The maple syrup article in On Food and Cooking says that sugar maple sap is typically reduced by about 40 times, and birch sap by about 100 times. Having a maple tree, but not a sugar maple, I was expecting to reduce somewhere between 40 and 100 times. I ended up reducing by only 29, though, as I mentioned above, my final product was not as thick and sweet as commercial syrup.

Tapping the trees took about ten minutes. Emptying and straining the sap took about ten minutes each day of the run. Boiling the sap down took a few hours every few days of the run, but obviously you don’t have to stand over the pot and watch the liquid reduce. In the end I got a litre and a half of syrup, which I suspect will amply garnish our pancakes for a year.

For the longest time I thought that there are few maples around Edmonton, and that the ones that are here are no good for syrup. I was wrong. Now as I walk through my back alley in McKernan, I see suckering maples everywhere. Most of them are too small to tap, but there is still a huge amount of “untapped’ sweetness in our city. Maples, like caragana, are much more common in the older communities of Edmonton than in the newer suburbs, as they are considered “messy” plants, what with all the suckering and keys…

Tapping maples in Edmonton is not only possible, it is worthwhile, and you should try it if you have the opportunity.  Next winter I’ll put a small ad in my community newspaper to see if there’s anyone interested in learning to do this. If you have a mature maple (or birch) tree in your yard, here are some resources for you.

  • A great website with lots of detailed information: http://www.tapmytrees.com/
  • Mack, Norman (ed.) Back to Basics: How to Learn and Enjoy Our Traditional Skills. ©1981. The Reader’s Digest Association (Canada) Ltd. Montreal, QB.
  • Or contact me through Button Soup

 

Reference

1. McGee, Harold.
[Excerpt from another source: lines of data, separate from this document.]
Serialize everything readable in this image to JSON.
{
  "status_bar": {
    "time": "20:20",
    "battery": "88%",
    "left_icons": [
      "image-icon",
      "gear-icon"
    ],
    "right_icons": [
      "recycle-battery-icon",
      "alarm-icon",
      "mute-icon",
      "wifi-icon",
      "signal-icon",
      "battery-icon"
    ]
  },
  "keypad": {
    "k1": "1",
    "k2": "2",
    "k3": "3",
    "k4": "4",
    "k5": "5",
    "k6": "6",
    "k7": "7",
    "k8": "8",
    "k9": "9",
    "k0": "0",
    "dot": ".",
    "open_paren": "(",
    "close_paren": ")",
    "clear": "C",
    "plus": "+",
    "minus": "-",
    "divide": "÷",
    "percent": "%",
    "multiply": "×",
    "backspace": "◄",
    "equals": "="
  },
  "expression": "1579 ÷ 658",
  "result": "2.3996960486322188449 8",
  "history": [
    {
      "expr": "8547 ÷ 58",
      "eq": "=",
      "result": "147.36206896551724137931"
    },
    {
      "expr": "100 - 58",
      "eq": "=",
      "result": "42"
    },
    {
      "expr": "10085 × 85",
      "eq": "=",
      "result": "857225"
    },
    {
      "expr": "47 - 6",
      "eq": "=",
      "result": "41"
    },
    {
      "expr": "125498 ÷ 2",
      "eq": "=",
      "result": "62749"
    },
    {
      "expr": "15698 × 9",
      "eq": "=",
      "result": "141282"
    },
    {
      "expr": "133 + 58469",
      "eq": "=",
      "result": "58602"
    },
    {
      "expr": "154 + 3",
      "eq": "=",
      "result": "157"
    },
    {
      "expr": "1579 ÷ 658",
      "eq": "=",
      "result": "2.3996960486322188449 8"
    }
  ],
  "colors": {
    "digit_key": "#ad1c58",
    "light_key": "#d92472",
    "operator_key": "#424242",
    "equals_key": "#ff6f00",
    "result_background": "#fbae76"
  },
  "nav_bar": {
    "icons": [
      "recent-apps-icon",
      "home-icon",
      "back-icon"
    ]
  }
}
On Food and Cooking. ©2004 Scribner, New York. Page 668. I love this book.